Understanding the Pilot Records Improvement Act (PRIA)

Understanding the Pilot Records Improvement Act (PRIA)

Jackson Barnett
Jackson Barnett

Principal Attorney

The Pilot Records Improvement Act (PRIA) emerged in response to several airline accidents attributed to pilot error. Investigations revealed that pilots involved in these accidents had histories of poor performance, yet their backgrounds were not thoroughly investigated by their employers. PRIA aims to address this gap by mandating air carriers to request and evaluate pilots’ background and safety records before approving them for flight operations.

Evolution of PRIA

Over time, PRIA has undergone amendments to strengthen its effectiveness. In 2010, following high-profile accidents involving Part 121 air carriers, amendments were signed into law, leading to the creation of a pilot records database (PRD) by the Federal Aviation Administration (FAA). The PRD contains comprehensive pilot records dating back to August 1, 2005, including FAA certification events, employment history, and training data. Learn more about the Pilot Records Improvement Act of 1996 (PRIA) from the FAA site.

PRIA Requirements for Operators

Part 91 Operators: Part 91 operators, although not air carriers, must retain specific records related to pilot training, qualifications, disciplinary actions, and alcohol/drug testing results. While they are not required to request PRIA records, they must respond to requests from air carriers within 30 days.

Part 135 Operators: Part 135 operators, engaged in commercial air transportation, must request and review the past five years of a pilot’s records within 90 days of hiring. This includes obtaining consent from the pilot applicant and immunizing former employers from legal liabilities.

Pilot Records Database (PRD)

The FAA established Part 111, introducing the electronic PRD to improve pilot hiring processes and enhance safety. Operators mandated to submit and review information in the PRD include Part 119 certificate holders, fractional ownership operators, air tour operators, and corporate flight departments.

PRIA Resources and Compliance

The FAA provides various resources and guidance documents to facilitate PRIA compliance, including advisory circulars and process overviews. Operators can leverage these resources to ensure adherence to PRIA requirements and avoid penalties for non-compliance. Click here for more information and resources.

PRIA Consultations with Barnett Law Offices

Navigating PRIA requirements can be complex, and non-compliance can have serious consequences for operators and pilots alike. At Barnett Law Offices, our experienced aviation attorneys offer PRIA consultations to assist pilots and operators in understanding and meeting PRIA obligations. From reviewing records to providing guidance on disclosure and compliance, we offer tailored solutions to safeguard your aviation career.

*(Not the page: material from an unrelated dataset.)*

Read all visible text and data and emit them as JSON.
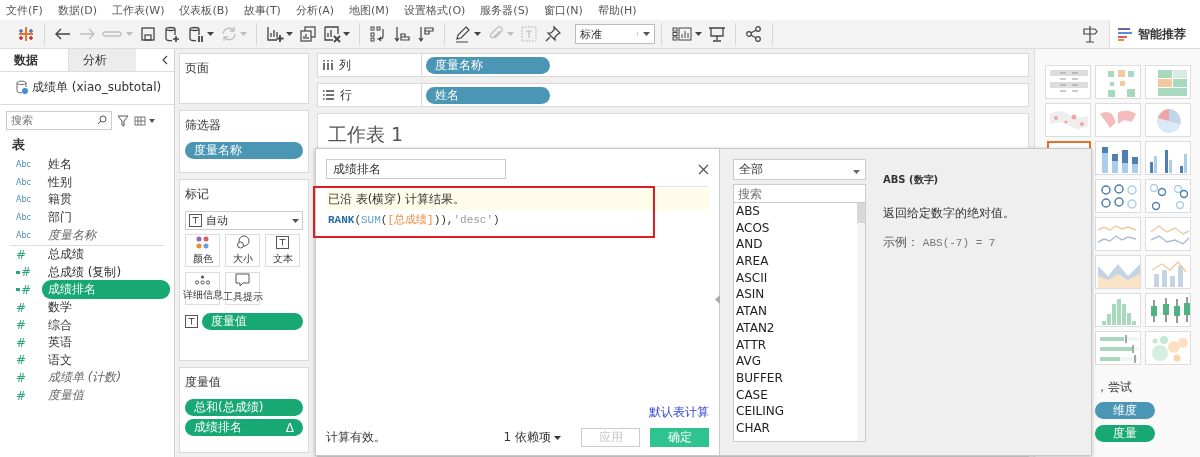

Contact Us Today

Ensure PRIA compliance and protect your aviation career with Barnett Law Offices. Contact us today to schedule a PRIA consultation and navigate PRIA requirements effectively. Don’t let PRIA compliance issues jeopardize your aviation aspirations – let our team guide you towards a secure and successful aviation career.